“Stay tuned for our segment, ‘Dumb Criminals’, right after the break.” Yes, Clearly. These Are Not People With a Myriad of Knowledge and Options.
Why does the media insist on promoting segments of their antics by calling them “dumb criminals”?? I mean for redundancy’s sake! Clearly the guy who is holding up a 7-11 for the grand score of about $64.00 was not the former valedictorian of his graduating class. And aside from that .05% of criminals who are inherently evil, most all others are unwitting victims of circumstances not of their making. It’s actually quite sad. What we should be doing is not mock the resultant product, but focus our energies and resources into preventing it.
With rare aberration, criminality is symptomatic of persons afflicted with a severe lack of options. This is not a novel realization but has been a documented principle of human behavior for as long as humankind has existed. Rich people generally don’t steal. Why? Because they don’t need to. Similarly, people with options and something to lose usually don’t engage in behavior that is certain to be self-destructive. They both have cause for restraint, and other avenues by which to get what they want.
Now, take away these factors. What is the result? A person with stiflingly limited options, and little to no risk of loss acting as a deterrent. Where one really has nothing to lose (as they have nothing), the only direction they can go is up. Given this ostensible truth, resorting to crime as a means of acquiring the otherwise unattainable becomes overwhelmingly compelling when the potential for minimal loss is compared to the certainty of substantial benefit.
People are quick to judge and write off our law breaking population as “bad” or otherwise simply “immoral” people. But drawing such a conclusion reveals a serious lack of introspection and understanding of human nature.
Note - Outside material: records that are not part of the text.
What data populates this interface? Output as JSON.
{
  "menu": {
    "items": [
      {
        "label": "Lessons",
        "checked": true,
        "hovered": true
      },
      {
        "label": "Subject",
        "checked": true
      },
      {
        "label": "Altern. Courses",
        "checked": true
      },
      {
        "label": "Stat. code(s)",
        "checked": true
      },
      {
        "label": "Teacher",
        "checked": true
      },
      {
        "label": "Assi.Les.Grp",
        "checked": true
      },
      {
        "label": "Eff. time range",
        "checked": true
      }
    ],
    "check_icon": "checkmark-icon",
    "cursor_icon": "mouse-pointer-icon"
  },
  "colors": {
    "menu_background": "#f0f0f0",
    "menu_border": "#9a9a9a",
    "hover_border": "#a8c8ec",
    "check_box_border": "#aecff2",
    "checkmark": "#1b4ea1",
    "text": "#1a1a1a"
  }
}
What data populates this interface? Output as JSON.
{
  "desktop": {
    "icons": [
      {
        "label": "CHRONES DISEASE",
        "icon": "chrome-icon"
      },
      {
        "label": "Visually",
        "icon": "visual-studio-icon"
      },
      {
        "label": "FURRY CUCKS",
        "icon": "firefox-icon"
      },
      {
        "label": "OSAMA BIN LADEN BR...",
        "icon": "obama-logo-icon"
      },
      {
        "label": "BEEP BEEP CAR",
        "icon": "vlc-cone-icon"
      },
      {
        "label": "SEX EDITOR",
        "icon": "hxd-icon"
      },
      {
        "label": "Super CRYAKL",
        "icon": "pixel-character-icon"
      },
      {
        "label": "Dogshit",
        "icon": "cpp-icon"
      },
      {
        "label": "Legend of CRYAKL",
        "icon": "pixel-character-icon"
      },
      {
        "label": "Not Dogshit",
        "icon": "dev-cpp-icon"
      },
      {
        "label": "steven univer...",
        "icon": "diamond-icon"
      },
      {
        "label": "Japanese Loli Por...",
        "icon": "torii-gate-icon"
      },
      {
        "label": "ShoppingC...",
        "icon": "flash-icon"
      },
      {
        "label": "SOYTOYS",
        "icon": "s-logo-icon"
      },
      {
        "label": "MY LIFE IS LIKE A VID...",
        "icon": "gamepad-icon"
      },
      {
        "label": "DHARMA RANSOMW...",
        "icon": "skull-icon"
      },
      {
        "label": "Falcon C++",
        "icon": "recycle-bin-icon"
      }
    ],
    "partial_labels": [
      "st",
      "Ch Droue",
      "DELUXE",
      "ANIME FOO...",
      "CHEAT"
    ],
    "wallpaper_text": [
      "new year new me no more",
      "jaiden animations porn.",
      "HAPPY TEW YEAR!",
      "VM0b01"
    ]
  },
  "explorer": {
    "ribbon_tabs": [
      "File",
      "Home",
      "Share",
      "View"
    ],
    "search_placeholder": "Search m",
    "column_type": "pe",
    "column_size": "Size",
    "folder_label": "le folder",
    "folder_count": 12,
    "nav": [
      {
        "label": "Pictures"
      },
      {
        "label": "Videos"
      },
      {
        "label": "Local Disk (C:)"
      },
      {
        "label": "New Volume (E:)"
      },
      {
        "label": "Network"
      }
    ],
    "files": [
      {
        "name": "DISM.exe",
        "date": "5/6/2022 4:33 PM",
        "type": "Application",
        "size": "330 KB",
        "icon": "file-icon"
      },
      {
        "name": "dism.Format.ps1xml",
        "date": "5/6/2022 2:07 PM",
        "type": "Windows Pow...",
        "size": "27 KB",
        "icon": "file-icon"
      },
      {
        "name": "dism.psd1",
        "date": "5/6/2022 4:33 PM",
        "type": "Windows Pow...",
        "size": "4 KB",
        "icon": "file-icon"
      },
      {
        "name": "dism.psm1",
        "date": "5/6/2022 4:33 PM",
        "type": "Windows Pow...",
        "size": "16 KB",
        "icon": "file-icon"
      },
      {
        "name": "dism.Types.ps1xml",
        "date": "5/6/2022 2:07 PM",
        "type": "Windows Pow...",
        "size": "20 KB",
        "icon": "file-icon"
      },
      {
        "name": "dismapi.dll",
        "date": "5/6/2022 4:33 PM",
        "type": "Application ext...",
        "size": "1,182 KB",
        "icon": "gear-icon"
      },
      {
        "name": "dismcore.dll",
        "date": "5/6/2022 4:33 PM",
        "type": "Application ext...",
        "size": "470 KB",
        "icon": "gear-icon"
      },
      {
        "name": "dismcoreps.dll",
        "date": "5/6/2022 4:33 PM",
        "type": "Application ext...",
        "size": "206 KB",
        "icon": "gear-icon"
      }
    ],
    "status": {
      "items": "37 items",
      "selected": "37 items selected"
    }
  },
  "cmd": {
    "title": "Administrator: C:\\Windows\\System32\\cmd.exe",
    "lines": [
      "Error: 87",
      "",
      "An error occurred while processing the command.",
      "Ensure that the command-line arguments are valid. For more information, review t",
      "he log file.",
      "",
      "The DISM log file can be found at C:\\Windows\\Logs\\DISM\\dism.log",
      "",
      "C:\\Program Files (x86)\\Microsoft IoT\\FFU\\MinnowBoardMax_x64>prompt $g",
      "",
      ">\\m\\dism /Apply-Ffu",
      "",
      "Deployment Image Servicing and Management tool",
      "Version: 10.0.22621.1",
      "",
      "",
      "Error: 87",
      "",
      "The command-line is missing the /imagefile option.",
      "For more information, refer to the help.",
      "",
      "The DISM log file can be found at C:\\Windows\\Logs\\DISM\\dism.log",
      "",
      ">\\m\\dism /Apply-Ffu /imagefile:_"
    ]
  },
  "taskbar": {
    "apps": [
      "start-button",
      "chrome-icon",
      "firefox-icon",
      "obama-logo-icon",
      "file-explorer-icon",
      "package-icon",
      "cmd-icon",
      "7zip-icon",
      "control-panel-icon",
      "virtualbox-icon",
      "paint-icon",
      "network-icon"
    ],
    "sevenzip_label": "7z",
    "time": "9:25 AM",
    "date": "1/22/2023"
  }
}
This naive ignorance is easily solved by asking the question: What would I do??
What would you do if you were 13, your dad was in jail, your mom was never home because she worked 3 jobs just to make ends meet, you could barely read, dinner was not always a guarantee, you risked serious harm on a daily basis just by walking the streets of your neighborhood to school and back, you are distinctly aware that you may not live to see 14, you aren’t of legal age to get a formal job, the only real family you have is your neighborhood friends, the only protection or guidance available to you is from the older boys in the neighborhood who are in a gang, your little sister needs new shoes as hers are already two sizes too small for her growing feet, your little brother just had his only pair of reading glasses stolen, and you’re offered $50.00 to watch a street corner one evening while a local gang member who as always looked out for you made some deals …What would you do?
To conclude and iterate my initial point, there should be no surprise that criminals are not usually the smartest, most worldly people. Lack of resources on the one hand, and a lack of education, marketable skills, and general know-how on the other are the causes of criminality — not coincidental to it. Just as obvious as the problem’s cause is the solution: Education, available resources, guidance, support, community, and hope.
If we just started spending even a fraction of the funds currently going to the penal system on meeting the basic needs of our youth and showing them that there is a world outside of their current plight, giving them the tools and the confidence to break through the glass ceiling they’ve always been assured is impenetrable, the individual and societal benefits alike would be exponential.
…And would you look who agrees with me: Alan Jackson, Deputy District Attorney. Team Jackson for L.A. District Attorney 2012!!!